ASSIGNED TASK: A precise reproduction of every record below is needed, minus the pictures.

══ PROVIDED MATERIAL

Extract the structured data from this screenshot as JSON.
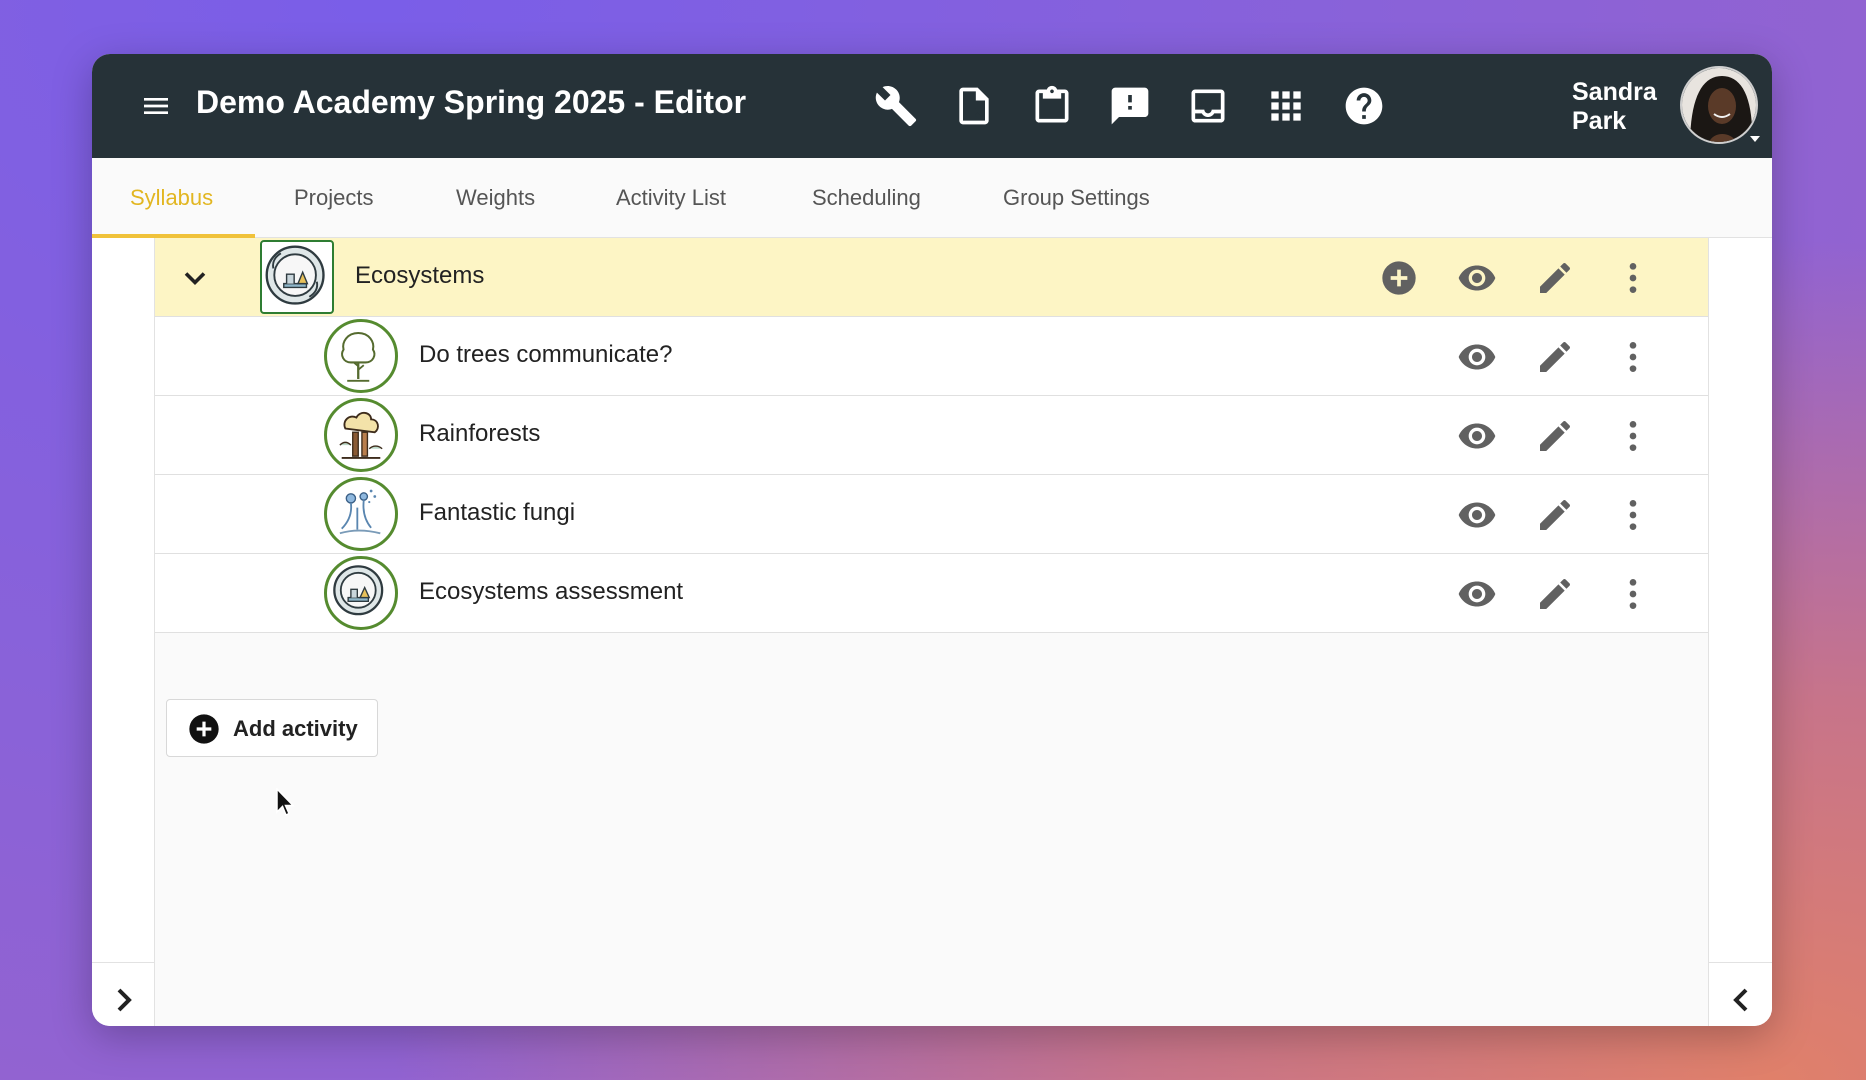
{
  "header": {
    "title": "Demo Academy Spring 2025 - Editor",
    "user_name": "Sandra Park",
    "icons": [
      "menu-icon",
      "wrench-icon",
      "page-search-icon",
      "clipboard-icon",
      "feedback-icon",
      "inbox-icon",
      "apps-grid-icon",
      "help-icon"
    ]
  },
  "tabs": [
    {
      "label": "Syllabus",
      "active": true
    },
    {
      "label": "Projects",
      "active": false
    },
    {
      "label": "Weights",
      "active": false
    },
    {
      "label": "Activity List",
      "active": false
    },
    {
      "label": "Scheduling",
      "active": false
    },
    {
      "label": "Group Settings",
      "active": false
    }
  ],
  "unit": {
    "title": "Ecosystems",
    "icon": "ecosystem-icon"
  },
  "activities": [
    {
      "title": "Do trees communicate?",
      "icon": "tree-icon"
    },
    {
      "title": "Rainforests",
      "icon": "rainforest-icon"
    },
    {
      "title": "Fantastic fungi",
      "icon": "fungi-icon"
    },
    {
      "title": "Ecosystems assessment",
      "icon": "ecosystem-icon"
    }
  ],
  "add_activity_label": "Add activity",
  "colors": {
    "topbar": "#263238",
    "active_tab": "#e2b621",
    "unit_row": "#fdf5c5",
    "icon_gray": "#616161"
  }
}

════

YOUR RESPONSE:
Extract the structured data from this screenshot as JSON.
{
  "header": {
    "title": "Demo Academy Spring 2025 - Editor",
    "user_name": "Sandra Park",
    "icons": [
      "menu-icon",
      "wrench-icon",
      "page-search-icon",
      "clipboard-icon",
      "feedback-icon",
      "inbox-icon",
      "apps-grid-icon",
      "help-icon"
    ]
  },
  "tabs": [
    {
      "label": "Syllabus",
      "active": true
    },
    {
      "label": "Projects",
      "active": false
    },
    {
      "label": "Weights",
      "active": false
    },
    {
      "label": "Activity List",
      "active": false
    },
    {
      "label": "Scheduling",
      "active": false
    },
    {
      "label": "Group Settings",
      "active": false
    }
  ],
  "unit": {
    "title": "Ecosystems",
    "icon": "ecosystem-icon"
  },
  "activities": [
    {
      "title": "Do trees communicate?",
      "icon": "tree-icon"
    },
    {
      "title": "Rainforests",
      "icon": "rainforest-icon"
    },
    {
      "title": "Fantastic fungi",
      "icon": "fungi-icon"
    },
    {
      "title": "Ecosystems assessment",
      "icon": "ecosystem-icon"
    }
  ],
  "add_activity_label": "Add activity",
  "colors": {
    "topbar": "#263238",
    "active_tab": "#e2b621",
    "unit_row": "#fdf5c5",
    "icon_gray": "#616161"
  }
}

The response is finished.